At a press conference in October to discuss a new 30,000-square-foot animal shelter, Mayor Mike Duggan said, "When this new shelter is completed, the DACC staff, as well as residents and animals will have the type of first-class facility they deserve.”

Animal welfare advocates, including Joseph Dobesh, the president and CEO of Michigan Pet Alliance, were present for that announcement of a new shelter.

But after the press conference, which was weeks away from the Detroit mayoral election, Dobesh said he couldn't reach anyone at the city to discuss his concerns on a number of issues including remediation of any contamination on the site, which was home of the old incinerator.

"I have not had any communication with the city since the press conference, despite my best efforts," Dobesh told 7 Action News. "We need to be sure that that facility is not only safe for the animals that are housed there but for the employees who staff the facility."

On Friday, Jeremy Thomas, a communications and marketing manager for the city of Detroit's General Services Department, wrote in an email that the original contractor, DeMaria, that was awarded the contract in October 2021, "could not meet the original timeline set by the City of Detroit."

DeMaria and Hannah Neumann Smith, the architectural firm, released the following joint statement Friday:

DeMaria/Hannah Neumann Smith was hired to perform design build services for the City of Detroit animal control center. Our team began the initial phase of schematic design and estimating services to reconcile the City’s initial budget estimate. During that process we were unable to meet the City’s estimate or time frame, which we were provided during the process. The cost and schedule were hampered by global market conditions with project material lead times, including, but not limited to, steel and kennel procurement. We amicably agreed to move on from the project. We wish the City of Detroit well with this project.

Thomas said that the city of Detroit is committed to completing the project and will be using a new contractor with construction now set to begin in January 2023. The new shelter is now expected to be completed in the fall of 2023.

"Actions speak louder than words," said Dobesh, who also shared with 7 Action News a letter he fired off last month to Brad Dick, the director for the city of Detroit's General Services Department.

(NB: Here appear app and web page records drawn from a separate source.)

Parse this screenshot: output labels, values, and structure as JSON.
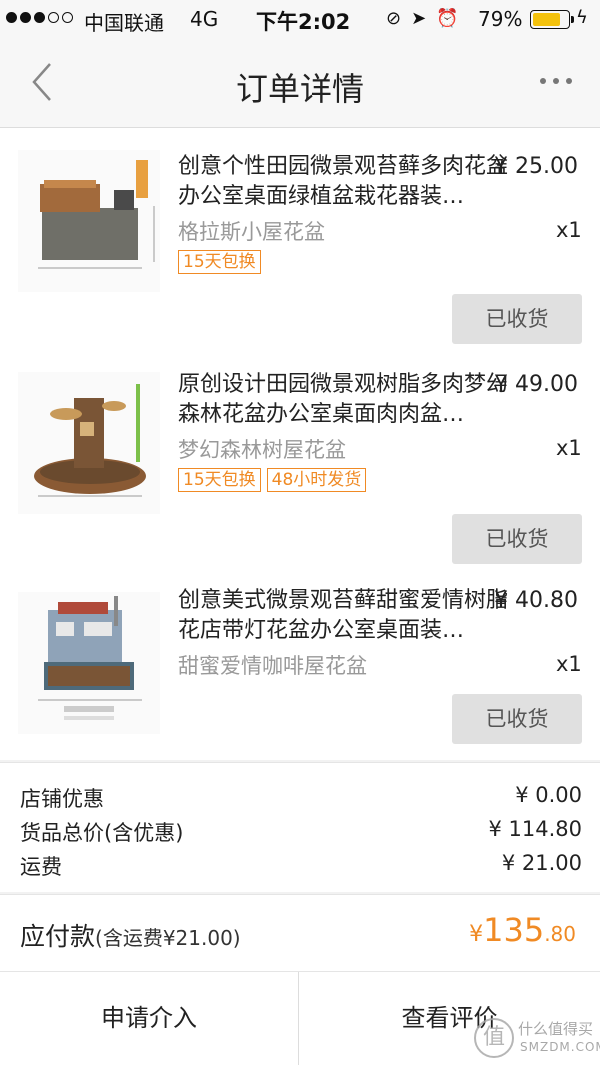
{
  "status_bar": {
    "carrier": "中国联通",
    "network": "4G",
    "time": "下午2:02",
    "battery": "79%",
    "battery_level": 0.79,
    "icons": [
      "orientation-lock-icon",
      "location-icon",
      "alarm-icon"
    ]
  },
  "nav": {
    "title": "订单详情",
    "back_icon": "chevron-left-icon",
    "more_icon": "more-dots-icon"
  },
  "items": [
    {
      "title": "创意个性田园微景观苔藓多肉花盆办公室桌面绿植盆栽花器装…",
      "price": "¥ 25.00",
      "spec": "格拉斯小屋花盆",
      "qty": "x1",
      "tags": [
        "15天包换"
      ],
      "status": "已收货"
    },
    {
      "title": "原创设计田园微景观树脂多肉梦幻森林花盆办公室桌面肉肉盆…",
      "price": "¥ 49.00",
      "spec": "梦幻森林树屋花盆",
      "qty": "x1",
      "tags": [
        "15天包换",
        "48小时发货"
      ],
      "status": "已收货"
    },
    {
      "title": "创意美式微景观苔藓甜蜜爱情树脂花店带灯花盆办公室桌面装…",
      "price": "¥ 40.80",
      "spec": "甜蜜爱情咖啡屋花盆",
      "qty": "x1",
      "tags": [],
      "status": "已收货"
    }
  ],
  "summary": {
    "shop_discount_label": "店铺优惠",
    "shop_discount_value": "¥ 0.00",
    "goods_total_label": "货品总价(含优惠)",
    "goods_total_value": "¥ 114.80",
    "shipping_label": "运费",
    "shipping_value": "¥ 21.00"
  },
  "total": {
    "label": "应付款",
    "note": "(含运费¥21.00)",
    "symbol": "¥",
    "integer": "135",
    "decimal": ".80",
    "accent_color": "#f08a24"
  },
  "actions": {
    "left": "申请介入",
    "right": "查看评价"
  },
  "watermark": {
    "logo": "值",
    "cn": "什么值得买",
    "en": "SMZDM.COM"
  }
}
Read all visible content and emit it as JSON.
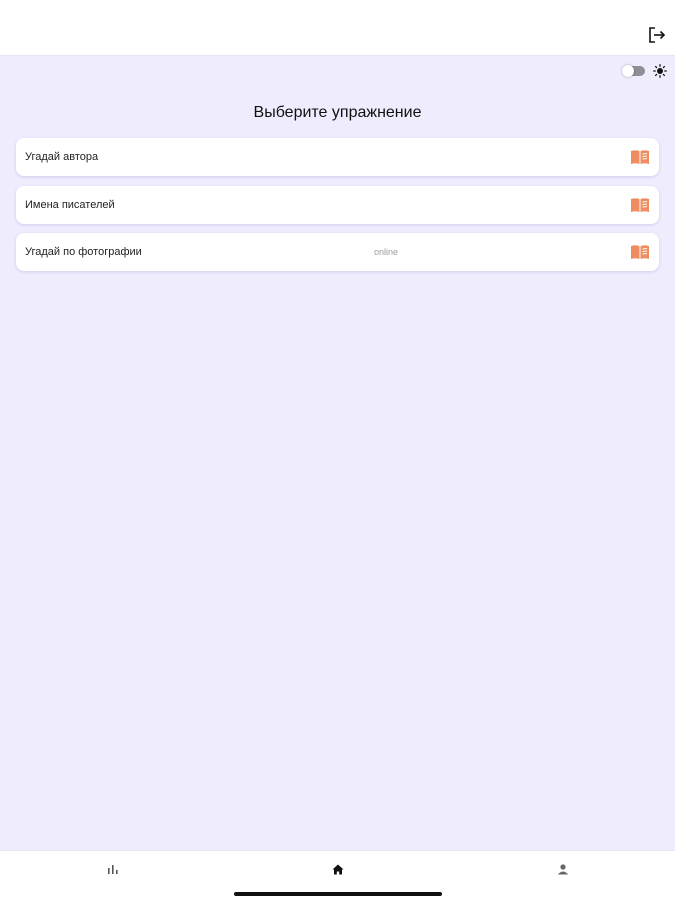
{
  "header": {
    "logout_icon": "logout-icon"
  },
  "theme": {
    "toggle_state": "off",
    "icon": "sun-icon"
  },
  "main": {
    "title": "Выберите упражнение",
    "exercises": [
      {
        "label": "Угадай автора",
        "badge": "",
        "icon": "book-icon"
      },
      {
        "label": "Имена писателей",
        "badge": "",
        "icon": "book-icon"
      },
      {
        "label": "Угадай по фотографии",
        "badge": "online",
        "icon": "book-icon"
      }
    ]
  },
  "bottom_nav": {
    "items": [
      {
        "icon": "stats-icon",
        "active": false
      },
      {
        "icon": "home-icon",
        "active": true
      },
      {
        "icon": "profile-icon",
        "active": false
      }
    ]
  },
  "colors": {
    "background": "#eeecfd",
    "card": "#ffffff",
    "accent": "#ef8d62"
  }
}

"Even though promises around the groundbreaking of a new shelter seem empty, serious issues belie the vaguest of plans," he wrote. "These issues include the stated plan to refurbish an old city incinerator into a new animal shelter, a preposterously insufficient construction budget, and a building design seemingly bereft of humane sheltering and animal care expertise."

"The goal is to return the animal shelter to previously successful standards, to improve quality of care and to prevent the mayor's office from continuing to ignorantly insert itself, enforcing archaic, inhumane policies on staff and the defenseless animals they are supposed to care for," Protz-Sanders said.

"There is a real opportunity for improved life-saving in Detroit and the community is demanding it, but the city administration needs to get out of the way or get educated. All they are right now is a burden and a roadblock."